  • Our Hideous Progeny, by C. E. McGill (HarperCollins)


Finalists for the Judy Grahn Award for Lesbian Nonfiction are:

  • The Famous Lady Lovers: Black Women and Queer Desire Before Stonewall, by Cookie Woolner (University of North Carolina Press)
  • Hijab Butch Blues,  by Lamya H (The Dial Press)
  • Suffering Sappho!: Lesbian Camp in American Popular Culture, by Barbara Jane Brickman (Rutgers University)
  • We the Parasites, by A.V. Marraccini (Sublunary Editions)

The writer Judy Grahn, namesake of this award, is expected to be at the Awards Ceremony on April 17 to personally present the award to the winner.


Finalists for the Randy Shilts Award for Gay Nonfiction are:

  • Boyslut: A Memoir and Manifesto, by Zachary Zane (Abrams Image, an imprint of Abrams Books)
  • Kids on the Street: Queer Kinship and Religion in San Francisco’s Tenderloin, by Joseph Plaster (Duke University Press)
  • Leg: The Story of a Limb and the Boy Who Grew From It, by Greg Marshall (Abrams Books)
  • Queer Callings: Untimely Notes on Names and Desires, by Mark D. Jordan (Fordham University Press)

This award and the Judy Grahn Award for Lesbian Nonfiction are underwritten by Joseph Denneny, brother of Michael Denneny, the legendary gay editor who provided funding for the awards through the Shilts-Copyright Trust for many years until his death in 2023.


Finalists for the Audre Lorde Award for Lesbian Poetry are:

  • Four in Hand by Alicia Mountain (BOA Editions)
  • Have You Been Long Enough At Table by Leslie Sainz (Tin House)
  • I Am the Most Dangerous Thing by Candace Williams (Alice James Books)
  • motherworld: a devotional for the alter-life by Destiny Hemphill (Action Books)


Finalists for the Thom Gunn Award for Gay Poetry are:

  • Pig by Sam Sax (Scribner)
  • Poem Bitten by a Man by Brian Teare (Nightboat Books)
  • To the Boy Who Was Night by Rigoberto González (Four Way Books)
  • Trace Evidence by Charif Shanahan (Tin House)

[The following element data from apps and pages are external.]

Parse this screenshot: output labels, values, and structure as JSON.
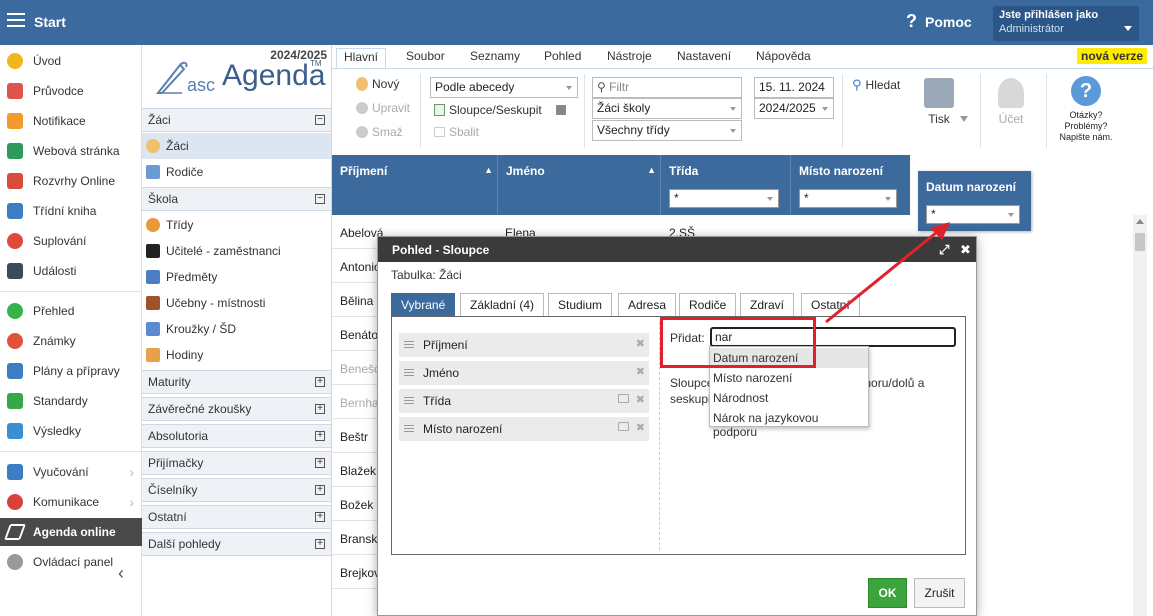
{
  "topbar": {
    "title": "Start",
    "help_label": "Pomoc",
    "user_line1": "Jste přihlášen jako",
    "user_line2": "Administrátor"
  },
  "colors": {
    "accent": "#3b6a9e",
    "ok": "#3da43d",
    "highlight": "#e0202a",
    "new_badge": "#ffeb00"
  },
  "sidebar": {
    "items": [
      {
        "label": "Úvod",
        "icon": "star-icon"
      },
      {
        "label": "Průvodce",
        "icon": "wand-icon"
      },
      {
        "label": "Notifikace",
        "icon": "envelope-icon"
      },
      {
        "label": "Webová stránka",
        "icon": "home-icon"
      },
      {
        "label": "Rozvrhy Online",
        "icon": "timetable-icon"
      },
      {
        "label": "Třídní kniha",
        "icon": "book-icon"
      },
      {
        "label": "Suplování",
        "icon": "person-icon"
      },
      {
        "label": "Události",
        "icon": "calendar-icon"
      },
      {
        "label": "Přehled",
        "icon": "check-circle-icon"
      },
      {
        "label": "Známky",
        "icon": "grade-icon"
      },
      {
        "label": "Plány a přípravy",
        "icon": "briefcase-icon"
      },
      {
        "label": "Standardy",
        "icon": "shield-icon"
      },
      {
        "label": "Výsledky",
        "icon": "bar-chart-icon"
      },
      {
        "label": "Vyučování",
        "icon": "monitor-icon"
      },
      {
        "label": "Komunikace",
        "icon": "chat-icon"
      },
      {
        "label": "Agenda online",
        "icon": "pen-icon"
      },
      {
        "label": "Ovládací panel",
        "icon": "gear-icon"
      }
    ]
  },
  "panel": {
    "year": "2024/2025",
    "logo_asc": "asc",
    "logo_agenda": "Agenda",
    "logo_tm": "TM",
    "sec_zaci": "Žáci",
    "item_zaci": "Žáci",
    "item_rodice": "Rodiče",
    "sec_skola": "Škola",
    "skola_items": [
      "Třídy",
      "Učitelé - zaměstnanci",
      "Předměty",
      "Učebny - místnosti",
      "Kroužky / ŠD",
      "Hodiny"
    ],
    "groups": [
      "Maturity",
      "Závěrečné zkoušky",
      "Absolutoria",
      "Přijímačky",
      "Číselníky",
      "Ostatní",
      "Další pohledy"
    ]
  },
  "menu": {
    "tabs": [
      "Hlavní",
      "Soubor",
      "Seznamy",
      "Pohled",
      "Nástroje",
      "Nastavení",
      "Nápověda"
    ],
    "new_version": "nová verze"
  },
  "toolbar": {
    "new": "Nový",
    "edit": "Upravit",
    "delete": "Smaž",
    "sort": "Podle abecedy",
    "columns": "Sloupce/Seskupit",
    "collapse": "Sbalit",
    "filter_placeholder": "Filtr",
    "filter_scope": "Žáci školy",
    "filter_class": "Všechny třídy",
    "date": "15. 11. 2024",
    "year": "2024/2025",
    "search": "Hledat",
    "print": "Tisk",
    "account": "Účet",
    "questions_1": "Otázky?",
    "questions_2": "Problémy?",
    "questions_3": "Napište nám."
  },
  "grid": {
    "columns": [
      {
        "label": "Příjmení",
        "filter": ""
      },
      {
        "label": "Jméno",
        "filter": ""
      },
      {
        "label": "Třída",
        "filter": "*"
      },
      {
        "label": "Místo narození",
        "filter": "*"
      }
    ],
    "dragged_column": {
      "label": "Datum narození",
      "filter": "*"
    },
    "rows": [
      {
        "surname": "Abelová",
        "faded": false
      },
      {
        "surname": "Antonio",
        "faded": false
      },
      {
        "surname": "Bělina",
        "faded": false
      },
      {
        "surname": "Benáto",
        "faded": false
      },
      {
        "surname": "Benešo",
        "faded": true
      },
      {
        "surname": "Bernha",
        "faded": true
      },
      {
        "surname": "Beštr",
        "faded": false
      },
      {
        "surname": "Blažek",
        "faded": false
      },
      {
        "surname": "Božek",
        "faded": false
      },
      {
        "surname": "Bransk",
        "faded": false
      },
      {
        "surname": "Brejkov",
        "faded": false
      }
    ],
    "first_row_name": "Elena",
    "first_row_class": "2.SŠ"
  },
  "dialog": {
    "title": "Pohled - Sloupce",
    "subtitle": "Tabulka: Žáci",
    "tabs": [
      "Vybrané",
      "Základní (4)",
      "Studium",
      "Adresa",
      "Rodiče",
      "Zdraví",
      "Ostatní"
    ],
    "selected_columns": [
      "Příjmení",
      "Jméno",
      "Třída",
      "Místo narození"
    ],
    "add_label": "Přidat:",
    "add_value": "nar",
    "hint_1": "Sloupce",
    "hint_2": "seskupi",
    "hint_3": "nahoru/dolů a",
    "suggestions": [
      "Datum narození",
      "Místo narození",
      "Národnost",
      "Nárok na jazykovou podporu"
    ],
    "ok": "OK",
    "cancel": "Zrušit"
  }
}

Finalists for the Leslie Feinberg Award for Trans and Gender-Variant Literature are:

  • Adult Human Male, by Oliver Radclyffe (Unbound Edition Press)
  • Girlfriends, by Emily Zhou (LittlePuss Press)
  • On Community, by Casey Plett (Biblioasis)
  • Sinister Wisdom 128: Trans/Feminisms, by Talia Bettcher, Marci Blackman,  Claudia Sofia Garriga-Lopez, Cecilia Gentili, Kris Grey, Shereen Imayatulla, Nadine Rodriguez, Cassidy Scanlon, Catalina Schliebener Munoz, Red Washburn, Fitch Wilder, and Sarah Youngblood Gregory (Sinister Wisdom)

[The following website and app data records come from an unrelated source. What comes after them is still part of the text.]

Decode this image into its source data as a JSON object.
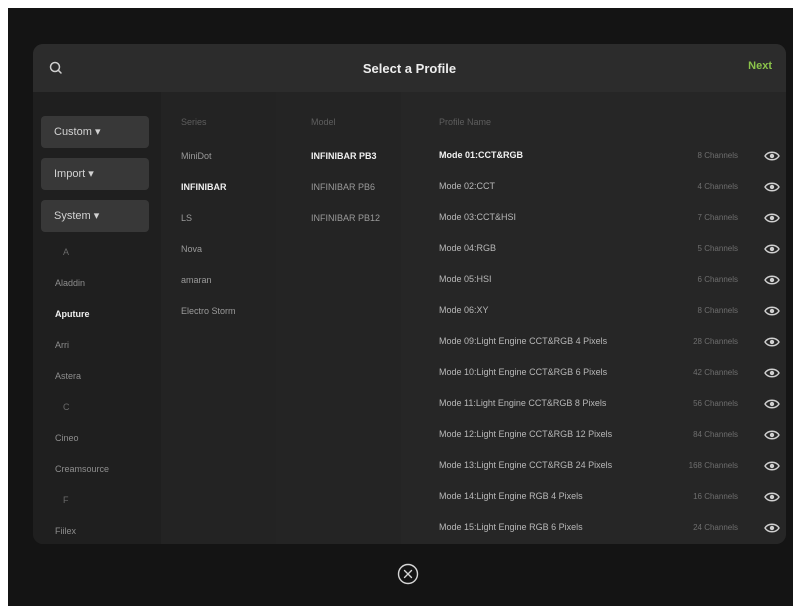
{
  "header": {
    "title": "Select a Profile",
    "next_label": "Next"
  },
  "filters": {
    "custom": "Custom ▾",
    "import": "Import ▾",
    "system": "System ▾"
  },
  "brands": [
    {
      "label": "A",
      "type": "letter"
    },
    {
      "label": "Aladdin",
      "type": "item"
    },
    {
      "label": "Aputure",
      "type": "item",
      "active": true
    },
    {
      "label": "Arri",
      "type": "item"
    },
    {
      "label": "Astera",
      "type": "item"
    },
    {
      "label": "C",
      "type": "letter"
    },
    {
      "label": "Cineo",
      "type": "item"
    },
    {
      "label": "Creamsource",
      "type": "item"
    },
    {
      "label": "F",
      "type": "letter"
    },
    {
      "label": "Fiilex",
      "type": "item"
    }
  ],
  "series": {
    "header": "Series",
    "items": [
      "MiniDot",
      "INFINIBAR",
      "LS",
      "Nova",
      "amaran",
      "Electro Storm"
    ],
    "active_index": 1
  },
  "model": {
    "header": "Model",
    "items": [
      "INFINIBAR PB3",
      "INFINIBAR PB6",
      "INFINIBAR PB12"
    ],
    "active_index": 0
  },
  "profiles": {
    "header": "Profile Name",
    "rows": [
      {
        "name": "Mode 01:CCT&RGB",
        "channels": "8 Channels",
        "active": true
      },
      {
        "name": "Mode 02:CCT",
        "channels": "4 Channels"
      },
      {
        "name": "Mode 03:CCT&HSI",
        "channels": "7 Channels"
      },
      {
        "name": "Mode 04:RGB",
        "channels": "5 Channels"
      },
      {
        "name": "Mode 05:HSI",
        "channels": "6 Channels"
      },
      {
        "name": "Mode 06:XY",
        "channels": "8 Channels"
      },
      {
        "name": "Mode 09:Light Engine CCT&RGB 4 Pixels",
        "channels": "28 Channels"
      },
      {
        "name": "Mode 10:Light Engine CCT&RGB 6 Pixels",
        "channels": "42 Channels"
      },
      {
        "name": "Mode 11:Light Engine CCT&RGB 8 Pixels",
        "channels": "56 Channels"
      },
      {
        "name": "Mode 12:Light Engine CCT&RGB 12 Pixels",
        "channels": "84 Channels"
      },
      {
        "name": "Mode 13:Light Engine CCT&RGB 24 Pixels",
        "channels": "168 Channels"
      },
      {
        "name": "Mode 14:Light Engine RGB 4 Pixels",
        "channels": "16 Channels"
      },
      {
        "name": "Mode 15:Light Engine RGB 6 Pixels",
        "channels": "24 Channels"
      }
    ]
  },
  "colors": {
    "accent": "#8bc34a",
    "modal_bg": "#242424",
    "header_bg": "#2c2c2c",
    "button_bg": "#383838"
  },
  "icons": {
    "search": "search-icon",
    "eye": "eye-icon",
    "close": "close-circle-icon"
  }
}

This is the first year the award has been named in honor of Leslie Feinberg, the author and trans activist who died in 2014. The award prize is funded by the author Daniel Handler (widely known by his pen name “Lemony Snicket”) and his wife, the illustrator and writer Lisa Brown.


Finalists for the Joseph Hansen Award for LGBTQ+ Crime Writing are:

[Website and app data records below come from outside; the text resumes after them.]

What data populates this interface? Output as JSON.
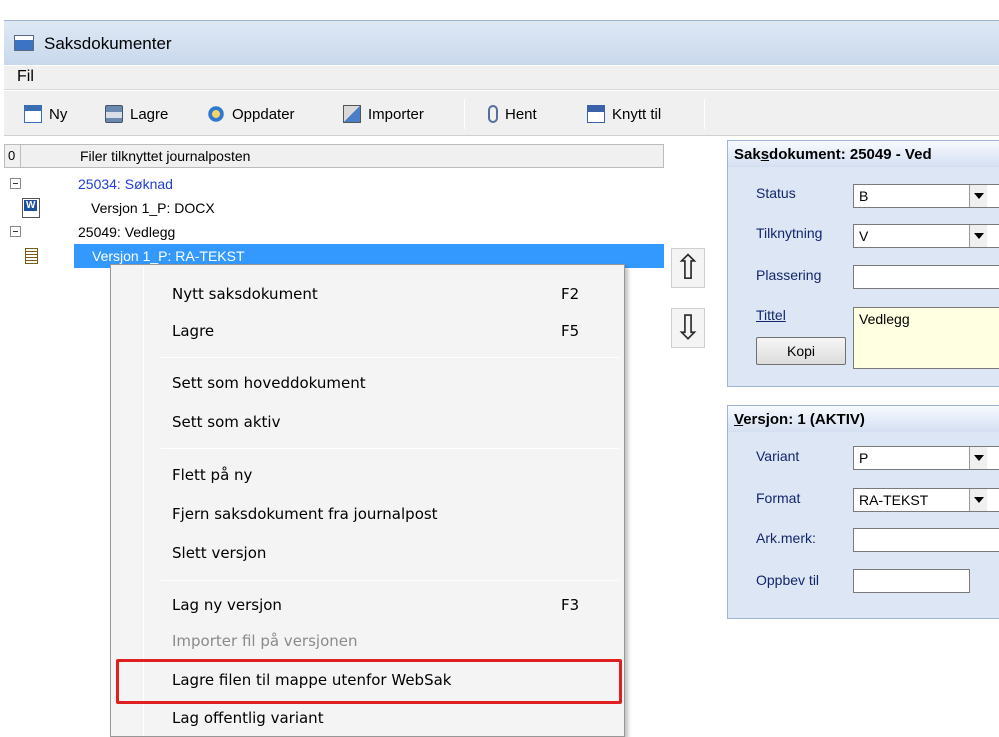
{
  "window": {
    "title": "Saksdokumenter"
  },
  "menubar": {
    "items": [
      "Fil"
    ]
  },
  "toolbar": {
    "ny": "Ny",
    "lagre": "Lagre",
    "oppdater": "Oppdater",
    "importer": "Importer",
    "hent": "Hent",
    "knytt_til": "Knytt til"
  },
  "tree": {
    "header_num": "0",
    "header_label": "Filer tilknyttet journalposten",
    "rows": [
      {
        "label": "25034: Søknad",
        "color": "#1f3fd6"
      },
      {
        "label": "Versjon 1_P: DOCX"
      },
      {
        "label": "25049: Vedlegg"
      },
      {
        "label": "Versjon 1_P: RA-TEKST"
      }
    ]
  },
  "arrows": {
    "up": "⇧",
    "down": "⇩"
  },
  "saksdokument": {
    "title_prefix": "Sak",
    "title_underlined": "s",
    "title_rest": "dokument: 25049 - Ved",
    "status_label": "Status",
    "status_value": "B",
    "tilknytning_label": "Tilknytning",
    "tilknytning_value": "V",
    "plassering_label": "Plassering",
    "plassering_value": "",
    "tittel_label": "Tittel",
    "tittel_value": "Vedlegg",
    "kopi_label": "Kopi"
  },
  "versjon": {
    "title_underlined": "V",
    "title_rest": "ersjon: 1 (AKTIV)",
    "variant_label": "Variant",
    "variant_value": "P",
    "format_label": "Format",
    "format_value": "RA-TEKST",
    "arkmerk_label": "Ark.merk:",
    "arkmerk_value": "",
    "oppbev_label": "Oppbev til",
    "oppbev_value": ""
  },
  "context_menu": {
    "items": [
      {
        "label": "Nytt saksdokument",
        "key": "F2"
      },
      {
        "label": "Lagre",
        "key": "F5"
      },
      {
        "label": "Sett som hoveddokument",
        "key": ""
      },
      {
        "label": "Sett som aktiv",
        "key": ""
      },
      {
        "label": "Flett på ny",
        "key": ""
      },
      {
        "label": "Fjern saksdokument fra journalpost",
        "key": ""
      },
      {
        "label": "Slett versjon",
        "key": ""
      },
      {
        "label": "Lag ny versjon",
        "key": "F3"
      },
      {
        "label": "Importer fil på versjonen",
        "key": "",
        "disabled": true
      },
      {
        "label": "Lagre filen til mappe utenfor WebSak",
        "key": ""
      },
      {
        "label": "Lag offentlig variant",
        "key": ""
      }
    ]
  },
  "colors": {
    "selection": "#3399ff",
    "highlight": "#e02020",
    "panel_bg": "#dce6f4"
  }
}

  • BeatNikki’s Cafe, by Renee James (Amble Press/Bywater Books)
  • The Lost Americans, by Christopher Bollen (HarperCollins)
  • Remain Silent, by Robyn Gigl (Kensington Publishing Corporation)
  • Transitory, by J.M. Redmann (Bold Strokes Books)

The Joseph Hansen Award, now in its second year, was conceived by and is funded by popular mystery writer Michael Nava.


Finalists for the Jacqueline Woodson Award for LGBTQ+ Young Adult and Children’s Literature are:

  • Blackward, by Lawrence Lindell (Drawn & Quarterly)
  • Dragging Mason County, by Curtis Campbell (Annick Press)
  • Salma Writes a Book, by Danny Ramadan (Annick Press)
  • The Otherwoods, by Justine Pucella Winans (Bloomsbury Children’s Books)

This is the first year The Publishing Triangle has given an award for Young Adult and Children’s Literature, and its namesake, Jacqueline Woodson, is expected to personally present it at the awards ceremony. It is funded by Rob Byrnes.


About the Publishing Triangle
The purpose of the Publishing Triangle is to further the publication of books and other materials written by LGBTQ+ authors or with LGBT themes. Founded in 1988, the organization works to create support and a sense of community for LGBTQ+ people in the publishing industry. It offers the OUTspoken LGBTQ+ Reading series, forums, and networking and social opportunities for its members. In addition, it sponsors programs to increase awareness of and appreciation for LGBTQ+ literature.